Snow – almost everyone likes it, right? The real question is, ‘just how much do you know about snow?’ Have you ever wondered what makes up snow? Why is snow white? What’s the shape of a snowflake? What is a snowstorm and a blizzard? In this article on Snow facts, we are going to learn a multitude of things about snow that you might need for your school homework. So, without wasting time any further, let us begin with our facts list…
Snow Facts: 1-5 | What really is snow?
1. Snow is nothing more than ice in form of very tiny crystals. These tiny crystals are called snow crystals. Precipitation of snow is called snowfall.
2. Just how these snow crystals are formed totally depends on the atmospheric conditions that are present at the time of formation of crystals and what happens to those crystals as they precipitate or fall to the ground.
3. Snow or snow crystals are formed inside the clouds. When the cloud temperature falls to extremely low levels, the water vapors in the cloud freeze forming very tiny ice crystals or snow crystals.
4. During snowfall (precipitation of the tiny ice crystals or snow crystals), the snow may come down in different forms. Simply put, snow crystals be of different types.
5. There are essentially 4 different types of snow. They are:
Snow Facts: 6-10 | Snowflake explained
6. What are snowflakes? A single ice crystal is known as a snowflake. This singular ice crystal may actually grow big enough to fall in form of precipitation. However, a snowflake may also be formed through clubbing of several ice crystals.
7. A snowflake is always formed around dust particles present in supersaturated air masses. These dust particles attract droplets of water that are present in supercooled state. These water vapors then freeze into crystalline form.
8. These crystals can then grow by collecting water vapor on themselves. Because of extreme abundance of water vapors in clouds, the crystals thus formed can grow up to several hundreds of millimeters or micrometers.
9. These snowflakes that are formed can then move through various zones of humidity and temperature in the atmosphere, resulting in formation of complex shapes.
10. Snowflakes can depict a six-fold radial symmetry. This happens because the ice’s cystalline structure is six-fold. The six arms of a snowflake are known as dendrites. These dendrites then grow individually. Each dendrite can then grow arms, which too grow independently.

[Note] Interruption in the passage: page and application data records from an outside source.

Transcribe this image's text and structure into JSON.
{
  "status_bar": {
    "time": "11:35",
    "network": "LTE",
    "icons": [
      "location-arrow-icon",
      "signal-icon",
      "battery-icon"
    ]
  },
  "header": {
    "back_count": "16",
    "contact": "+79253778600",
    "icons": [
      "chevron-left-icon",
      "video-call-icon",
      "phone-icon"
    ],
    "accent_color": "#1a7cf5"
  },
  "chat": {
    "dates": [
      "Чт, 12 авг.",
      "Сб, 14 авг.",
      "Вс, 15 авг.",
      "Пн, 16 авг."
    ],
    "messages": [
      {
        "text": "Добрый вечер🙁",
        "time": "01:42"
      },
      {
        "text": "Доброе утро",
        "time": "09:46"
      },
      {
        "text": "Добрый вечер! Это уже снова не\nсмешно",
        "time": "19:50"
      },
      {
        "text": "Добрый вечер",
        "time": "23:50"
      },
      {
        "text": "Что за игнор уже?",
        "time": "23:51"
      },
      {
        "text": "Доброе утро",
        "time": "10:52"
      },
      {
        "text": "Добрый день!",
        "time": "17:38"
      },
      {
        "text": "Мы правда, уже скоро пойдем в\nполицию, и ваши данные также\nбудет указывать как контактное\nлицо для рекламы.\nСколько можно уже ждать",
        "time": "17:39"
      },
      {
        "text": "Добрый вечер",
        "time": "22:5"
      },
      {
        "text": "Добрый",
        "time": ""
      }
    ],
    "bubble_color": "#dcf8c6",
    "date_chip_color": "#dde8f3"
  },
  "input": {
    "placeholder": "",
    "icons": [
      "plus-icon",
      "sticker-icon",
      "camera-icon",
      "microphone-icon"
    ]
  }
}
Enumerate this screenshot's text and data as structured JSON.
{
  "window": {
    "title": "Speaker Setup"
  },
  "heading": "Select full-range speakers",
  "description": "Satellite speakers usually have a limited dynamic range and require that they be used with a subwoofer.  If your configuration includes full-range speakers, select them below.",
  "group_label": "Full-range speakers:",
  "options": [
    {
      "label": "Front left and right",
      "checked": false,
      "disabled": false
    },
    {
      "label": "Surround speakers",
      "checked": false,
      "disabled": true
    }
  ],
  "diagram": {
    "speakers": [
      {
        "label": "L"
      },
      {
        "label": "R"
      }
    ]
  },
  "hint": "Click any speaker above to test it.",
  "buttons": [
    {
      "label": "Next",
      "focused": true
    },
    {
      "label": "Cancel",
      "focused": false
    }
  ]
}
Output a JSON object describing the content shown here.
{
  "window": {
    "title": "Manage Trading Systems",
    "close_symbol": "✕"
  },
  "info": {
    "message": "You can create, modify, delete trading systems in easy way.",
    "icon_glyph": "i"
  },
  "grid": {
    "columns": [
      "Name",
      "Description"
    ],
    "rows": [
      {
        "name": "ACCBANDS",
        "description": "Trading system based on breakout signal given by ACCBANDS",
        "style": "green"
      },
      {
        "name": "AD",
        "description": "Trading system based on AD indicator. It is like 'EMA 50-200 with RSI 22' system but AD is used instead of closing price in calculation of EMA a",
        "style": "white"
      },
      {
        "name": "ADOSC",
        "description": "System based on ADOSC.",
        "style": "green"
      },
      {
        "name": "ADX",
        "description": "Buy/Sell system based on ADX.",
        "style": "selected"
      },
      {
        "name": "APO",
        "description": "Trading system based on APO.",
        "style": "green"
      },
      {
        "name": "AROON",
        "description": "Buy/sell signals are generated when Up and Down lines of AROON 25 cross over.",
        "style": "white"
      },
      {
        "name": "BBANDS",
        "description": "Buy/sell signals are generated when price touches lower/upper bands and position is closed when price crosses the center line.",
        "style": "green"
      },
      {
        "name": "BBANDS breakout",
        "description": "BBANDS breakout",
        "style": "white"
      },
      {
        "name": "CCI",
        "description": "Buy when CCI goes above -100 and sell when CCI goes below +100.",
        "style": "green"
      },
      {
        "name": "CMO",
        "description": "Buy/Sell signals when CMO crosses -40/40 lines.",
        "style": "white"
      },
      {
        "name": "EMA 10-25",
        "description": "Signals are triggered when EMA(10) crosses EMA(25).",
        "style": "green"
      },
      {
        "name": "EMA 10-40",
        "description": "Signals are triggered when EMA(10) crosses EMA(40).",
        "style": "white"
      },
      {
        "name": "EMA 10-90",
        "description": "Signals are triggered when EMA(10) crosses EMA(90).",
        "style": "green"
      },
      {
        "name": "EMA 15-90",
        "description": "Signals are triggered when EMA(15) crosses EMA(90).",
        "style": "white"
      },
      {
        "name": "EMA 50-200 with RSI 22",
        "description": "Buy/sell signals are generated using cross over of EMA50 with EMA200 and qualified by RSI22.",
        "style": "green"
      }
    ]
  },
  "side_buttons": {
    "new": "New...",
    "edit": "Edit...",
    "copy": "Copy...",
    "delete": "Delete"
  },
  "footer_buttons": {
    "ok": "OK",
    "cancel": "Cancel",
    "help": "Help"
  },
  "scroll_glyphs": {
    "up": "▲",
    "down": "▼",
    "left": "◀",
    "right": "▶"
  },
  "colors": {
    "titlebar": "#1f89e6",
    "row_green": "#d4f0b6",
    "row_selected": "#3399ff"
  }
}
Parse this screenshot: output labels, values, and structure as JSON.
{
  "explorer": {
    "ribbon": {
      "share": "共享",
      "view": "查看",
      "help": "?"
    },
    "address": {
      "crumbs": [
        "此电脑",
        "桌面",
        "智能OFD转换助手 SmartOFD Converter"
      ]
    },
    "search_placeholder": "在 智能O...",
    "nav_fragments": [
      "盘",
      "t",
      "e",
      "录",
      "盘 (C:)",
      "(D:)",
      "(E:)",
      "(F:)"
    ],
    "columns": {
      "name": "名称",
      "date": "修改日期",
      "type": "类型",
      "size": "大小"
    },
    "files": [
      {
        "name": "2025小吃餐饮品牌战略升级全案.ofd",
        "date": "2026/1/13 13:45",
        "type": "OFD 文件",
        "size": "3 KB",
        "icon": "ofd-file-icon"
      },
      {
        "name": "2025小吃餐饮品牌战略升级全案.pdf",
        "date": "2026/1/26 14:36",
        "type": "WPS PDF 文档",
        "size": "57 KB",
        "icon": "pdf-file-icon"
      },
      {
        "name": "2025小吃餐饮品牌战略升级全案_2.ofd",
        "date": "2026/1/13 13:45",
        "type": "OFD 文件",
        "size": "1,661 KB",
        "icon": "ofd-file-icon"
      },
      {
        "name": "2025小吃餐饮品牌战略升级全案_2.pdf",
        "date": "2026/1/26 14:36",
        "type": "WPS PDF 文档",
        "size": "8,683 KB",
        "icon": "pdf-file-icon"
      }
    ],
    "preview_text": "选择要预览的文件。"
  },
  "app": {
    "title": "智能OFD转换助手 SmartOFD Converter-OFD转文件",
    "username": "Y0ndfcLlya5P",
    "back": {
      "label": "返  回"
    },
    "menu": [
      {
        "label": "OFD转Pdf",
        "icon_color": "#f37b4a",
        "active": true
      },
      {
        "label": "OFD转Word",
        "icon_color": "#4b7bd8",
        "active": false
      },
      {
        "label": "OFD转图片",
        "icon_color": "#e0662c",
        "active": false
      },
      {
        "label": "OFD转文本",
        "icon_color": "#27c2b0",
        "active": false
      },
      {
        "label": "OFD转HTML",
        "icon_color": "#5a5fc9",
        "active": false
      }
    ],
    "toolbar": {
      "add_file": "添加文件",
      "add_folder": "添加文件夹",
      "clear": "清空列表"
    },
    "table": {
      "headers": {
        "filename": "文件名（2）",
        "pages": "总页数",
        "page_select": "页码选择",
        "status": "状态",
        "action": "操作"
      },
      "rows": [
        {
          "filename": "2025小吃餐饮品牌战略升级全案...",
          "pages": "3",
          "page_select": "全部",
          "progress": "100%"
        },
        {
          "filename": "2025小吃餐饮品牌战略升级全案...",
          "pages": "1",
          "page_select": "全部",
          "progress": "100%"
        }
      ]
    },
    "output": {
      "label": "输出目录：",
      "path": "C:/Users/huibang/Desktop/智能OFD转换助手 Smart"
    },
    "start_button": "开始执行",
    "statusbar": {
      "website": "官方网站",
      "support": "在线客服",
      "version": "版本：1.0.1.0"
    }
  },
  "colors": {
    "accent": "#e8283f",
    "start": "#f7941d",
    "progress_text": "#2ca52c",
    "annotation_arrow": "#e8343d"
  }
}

The gallery below shows a few of the several snowflakes photographed by Wilson Bentley between 1865 and 1931: